No work bench and no chop saw? No problem. I've got a big box and a miter saw. A little wobbly and slow, but it worked.

No workbench and no chop saw? No problem. I’ve got a big box and a miter saw. A little wobbly and slow, but it worked. Who needs a workbench to build a workbench!

I started by assemble the short sides of the table. My shadow keeps me company.

I assembled the short sides of the table first. My shadow kept me company.

Here is where it would have been handy to have a little help, but I managed to get the first long side attached to the short sides on my own and nearly square.
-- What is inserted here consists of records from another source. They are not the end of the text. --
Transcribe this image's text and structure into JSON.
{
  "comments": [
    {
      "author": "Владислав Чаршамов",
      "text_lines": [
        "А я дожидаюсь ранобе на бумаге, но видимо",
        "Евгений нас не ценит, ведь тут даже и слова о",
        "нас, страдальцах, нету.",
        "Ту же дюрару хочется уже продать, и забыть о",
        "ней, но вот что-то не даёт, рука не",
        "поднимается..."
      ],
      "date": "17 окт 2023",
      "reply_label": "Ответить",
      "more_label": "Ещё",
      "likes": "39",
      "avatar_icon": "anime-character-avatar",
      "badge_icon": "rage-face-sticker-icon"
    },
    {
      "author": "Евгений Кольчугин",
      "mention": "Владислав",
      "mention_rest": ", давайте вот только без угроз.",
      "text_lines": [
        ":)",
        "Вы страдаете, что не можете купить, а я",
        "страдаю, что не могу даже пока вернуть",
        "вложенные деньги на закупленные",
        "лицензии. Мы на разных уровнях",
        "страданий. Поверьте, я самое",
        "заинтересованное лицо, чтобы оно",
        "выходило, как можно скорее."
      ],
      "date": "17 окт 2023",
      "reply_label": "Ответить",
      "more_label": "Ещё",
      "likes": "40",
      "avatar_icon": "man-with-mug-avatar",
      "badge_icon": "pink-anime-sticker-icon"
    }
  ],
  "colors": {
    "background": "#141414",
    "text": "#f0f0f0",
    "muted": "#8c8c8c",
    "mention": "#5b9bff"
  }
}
Here is where it would have been handy to have a little help, but I managed to get the long sides attached to the short sides on my own and nearly square.

Done! The table top is made with a 48" x 27" sheet of 19/32" plywood. covered with galvanized steel sheets. These sheets were easy to find at Lowes. I prefer the metal sheet I used for the meadow set because it was much thicker. This sheeting is thin and flexible. It'll work okay, but may not be as stable as the other. It was easier to attach to the table though, because I could just nail it on.

Done! The table top is made with a 48″ x 27″ sheet of 19/32″ plywood. covered with two galvanized steel sheets that I found at Lowes. I prefer the metal sheet from Umpqua Sheet Metal that I used for the meadow set because it was much thicker. This sheeting is thin and flexible and will work okay, but may not be as stable as the other. It was easier to attach to the table though, because I could just nail it on.

NOTE 12/30/14: These steel sheets are too thin! They don’t lay totally flat and they flex while animating. Moving one doll wiggles others! Also, I found an article explaining that magnetic attraction is weaker on thinner metal surfaces. That helps to explain why they are not standing as well as usual. Here’s the article on Steel Thickness and Magnetism. I’ve made it through the first major dance scene on the thin sheets, wobbles and all, but will be replacing them with a thicker gauge stainless steel back splash I found at Lowes. The thicker metal will work much better.

Once the table was complete, I turned my attention to blocking out the light. The basement had four windows to cover so I made curtains out of duvetyne, a very thick black fabric, and hung them with tension rods.

The Window

Duvetyne is used to cover the animation table and as the back drop.

My little corner of the basement is ready to go! The light blocking curtains are tucked into the rough stone windowsills and the animation table is covered in duvetyne fabric. The rest of the roll is hung as a back drop. A shim is placed under the right front table leg to compensate for the uneven floor. One of the doll puppets tests the table. The magnets in her feet hold securely to the metal sheet under the fabric.

Next step: Lights! Camera! Action!